(DESCRIPTION OF THE TASK): Restate the material below word for word, from its first line to its last.

****************

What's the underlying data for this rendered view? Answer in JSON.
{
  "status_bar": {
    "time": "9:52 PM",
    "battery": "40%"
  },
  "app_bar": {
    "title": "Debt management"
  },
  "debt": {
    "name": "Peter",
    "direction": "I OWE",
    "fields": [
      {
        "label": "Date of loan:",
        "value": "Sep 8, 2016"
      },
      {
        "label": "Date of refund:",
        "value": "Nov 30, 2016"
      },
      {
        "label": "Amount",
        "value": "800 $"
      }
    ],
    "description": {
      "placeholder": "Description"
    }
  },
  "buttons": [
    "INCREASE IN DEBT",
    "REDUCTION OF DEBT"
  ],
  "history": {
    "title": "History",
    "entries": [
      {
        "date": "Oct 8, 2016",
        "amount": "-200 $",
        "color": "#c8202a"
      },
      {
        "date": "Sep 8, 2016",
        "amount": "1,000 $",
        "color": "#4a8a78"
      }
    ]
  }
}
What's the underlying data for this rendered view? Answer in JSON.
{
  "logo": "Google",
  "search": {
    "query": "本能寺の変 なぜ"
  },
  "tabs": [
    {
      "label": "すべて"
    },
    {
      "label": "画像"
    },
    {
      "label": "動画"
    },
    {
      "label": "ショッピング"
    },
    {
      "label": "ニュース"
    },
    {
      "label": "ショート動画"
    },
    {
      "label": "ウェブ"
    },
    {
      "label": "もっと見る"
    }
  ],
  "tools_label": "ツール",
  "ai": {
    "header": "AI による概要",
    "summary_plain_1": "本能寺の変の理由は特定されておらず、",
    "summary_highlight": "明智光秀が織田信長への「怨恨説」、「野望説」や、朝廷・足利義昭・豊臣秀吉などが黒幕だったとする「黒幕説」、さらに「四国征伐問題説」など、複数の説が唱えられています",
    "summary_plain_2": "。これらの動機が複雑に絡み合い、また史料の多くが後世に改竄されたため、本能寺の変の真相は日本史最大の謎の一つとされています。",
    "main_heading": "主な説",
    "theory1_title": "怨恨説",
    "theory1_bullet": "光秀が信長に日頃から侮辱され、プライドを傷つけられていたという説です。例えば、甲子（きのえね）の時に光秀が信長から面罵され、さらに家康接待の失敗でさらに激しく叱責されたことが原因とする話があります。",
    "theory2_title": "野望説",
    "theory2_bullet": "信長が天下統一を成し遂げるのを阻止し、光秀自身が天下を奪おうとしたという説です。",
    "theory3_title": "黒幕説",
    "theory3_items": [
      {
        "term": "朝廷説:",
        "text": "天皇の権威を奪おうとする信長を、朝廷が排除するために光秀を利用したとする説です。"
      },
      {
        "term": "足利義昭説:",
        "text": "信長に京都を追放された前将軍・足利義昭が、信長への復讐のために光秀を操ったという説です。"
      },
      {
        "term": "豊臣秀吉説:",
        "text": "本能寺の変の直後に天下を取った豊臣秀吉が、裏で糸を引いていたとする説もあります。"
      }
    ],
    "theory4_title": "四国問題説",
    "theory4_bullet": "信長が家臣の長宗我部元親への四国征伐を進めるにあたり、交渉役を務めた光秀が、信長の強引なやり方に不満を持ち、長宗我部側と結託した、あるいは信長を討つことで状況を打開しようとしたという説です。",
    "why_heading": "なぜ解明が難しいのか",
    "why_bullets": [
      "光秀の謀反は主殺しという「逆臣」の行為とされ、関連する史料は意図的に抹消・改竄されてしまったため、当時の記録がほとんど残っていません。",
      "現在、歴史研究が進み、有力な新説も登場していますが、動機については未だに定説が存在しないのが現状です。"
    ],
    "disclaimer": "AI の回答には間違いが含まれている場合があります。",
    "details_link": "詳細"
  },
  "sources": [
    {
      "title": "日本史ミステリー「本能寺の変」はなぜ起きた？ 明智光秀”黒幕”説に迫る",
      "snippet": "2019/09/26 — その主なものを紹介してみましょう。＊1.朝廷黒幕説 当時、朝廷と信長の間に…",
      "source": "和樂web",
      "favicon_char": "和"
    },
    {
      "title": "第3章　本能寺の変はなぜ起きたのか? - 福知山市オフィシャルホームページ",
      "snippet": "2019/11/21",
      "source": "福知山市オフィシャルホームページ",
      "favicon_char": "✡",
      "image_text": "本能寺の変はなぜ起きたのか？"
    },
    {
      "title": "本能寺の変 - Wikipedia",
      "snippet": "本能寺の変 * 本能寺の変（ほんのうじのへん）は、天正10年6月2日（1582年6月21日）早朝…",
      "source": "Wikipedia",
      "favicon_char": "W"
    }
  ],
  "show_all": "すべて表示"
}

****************

(ANSWER TO THE PROBLEM):
What's the underlying data for this rendered view? Answer in JSON.
{
  "status_bar": {
    "time": "9:52 PM",
    "battery": "40%"
  },
  "app_bar": {
    "title": "Debt management"
  },
  "debt": {
    "name": "Peter",
    "direction": "I OWE",
    "fields": [
      {
        "label": "Date of loan:",
        "value": "Sep 8, 2016"
      },
      {
        "label": "Date of refund:",
        "value": "Nov 30, 2016"
      },
      {
        "label": "Amount",
        "value": "800 $"
      }
    ],
    "description": {
      "placeholder": "Description"
    }
  },
  "buttons": [
    "INCREASE IN DEBT",
    "REDUCTION OF DEBT"
  ],
  "history": {
    "title": "History",
    "entries": [
      {
        "date": "Oct 8, 2016",
        "amount": "-200 $",
        "color": "#c8202a"
      },
      {
        "date": "Sep 8, 2016",
        "amount": "1,000 $",
        "color": "#4a8a78"
      }
    ]
  }
}
What's the underlying data for this rendered view? Answer in JSON.
{
  "logo": "Google",
  "search": {
    "query": "本能寺の変 なぜ"
  },
  "tabs": [
    {
      "label": "すべて"
    },
    {
      "label": "画像"
    },
    {
      "label": "動画"
    },
    {
      "label": "ショッピング"
    },
    {
      "label": "ニュース"
    },
    {
      "label": "ショート動画"
    },
    {
      "label": "ウェブ"
    },
    {
      "label": "もっと見る"
    }
  ],
  "tools_label": "ツール",
  "ai": {
    "header": "AI による概要",
    "summary_plain_1": "本能寺の変の理由は特定されておらず、",
    "summary_highlight": "明智光秀が織田信長への「怨恨説」、「野望説」や、朝廷・足利義昭・豊臣秀吉などが黒幕だったとする「黒幕説」、さらに「四国征伐問題説」など、複数の説が唱えられています",
    "summary_plain_2": "。これらの動機が複雑に絡み合い、また史料の多くが後世に改竄されたため、本能寺の変の真相は日本史最大の謎の一つとされています。",
    "main_heading": "主な説",
    "theory1_title": "怨恨説",
    "theory1_bullet": "光秀が信長に日頃から侮辱され、プライドを傷つけられていたという説です。例えば、甲子（きのえね）の時に光秀が信長から面罵され、さらに家康接待の失敗でさらに激しく叱責されたことが原因とする話があります。",
    "theory2_title": "野望説",
    "theory2_bullet": "信長が天下統一を成し遂げるのを阻止し、光秀自身が天下を奪おうとしたという説です。",
    "theory3_title": "黒幕説",
    "theory3_items": [
      {
        "term": "朝廷説:",
        "text": "天皇の権威を奪おうとする信長を、朝廷が排除するために光秀を利用したとする説です。"
      },
      {
        "term": "足利義昭説:",
        "text": "信長に京都を追放された前将軍・足利義昭が、信長への復讐のために光秀を操ったという説です。"
      },
      {
        "term": "豊臣秀吉説:",
        "text": "本能寺の変の直後に天下を取った豊臣秀吉が、裏で糸を引いていたとする説もあります。"
      }
    ],
    "theory4_title": "四国問題説",
    "theory4_bullet": "信長が家臣の長宗我部元親への四国征伐を進めるにあたり、交渉役を務めた光秀が、信長の強引なやり方に不満を持ち、長宗我部側と結託した、あるいは信長を討つことで状況を打開しようとしたという説です。",
    "why_heading": "なぜ解明が難しいのか",
    "why_bullets": [
      "光秀の謀反は主殺しという「逆臣」の行為とされ、関連する史料は意図的に抹消・改竄されてしまったため、当時の記録がほとんど残っていません。",
      "現在、歴史研究が進み、有力な新説も登場していますが、動機については未だに定説が存在しないのが現状です。"
    ],
    "disclaimer": "AI の回答には間違いが含まれている場合があります。",
    "details_link": "詳細"
  },
  "sources": [
    {
      "title": "日本史ミステリー「本能寺の変」はなぜ起きた？ 明智光秀”黒幕”説に迫る",
      "snippet": "2019/09/26 — その主なものを紹介してみましょう。＊1.朝廷黒幕説 当時、朝廷と信長の間に…",
      "source": "和樂web",
      "favicon_char": "和"
    },
    {
      "title": "第3章　本能寺の変はなぜ起きたのか? - 福知山市オフィシャルホームページ",
      "snippet": "2019/11/21",
      "source": "福知山市オフィシャルホームページ",
      "favicon_char": "✡",
      "image_text": "本能寺の変はなぜ起きたのか？"
    },
    {
      "title": "本能寺の変 - Wikipedia",
      "snippet": "本能寺の変 * 本能寺の変（ほんのうじのへん）は、天正10年6月2日（1582年6月21日）早朝…",
      "source": "Wikipedia",
      "favicon_char": "W"
    }
  ],
  "show_all": "すべて表示"
}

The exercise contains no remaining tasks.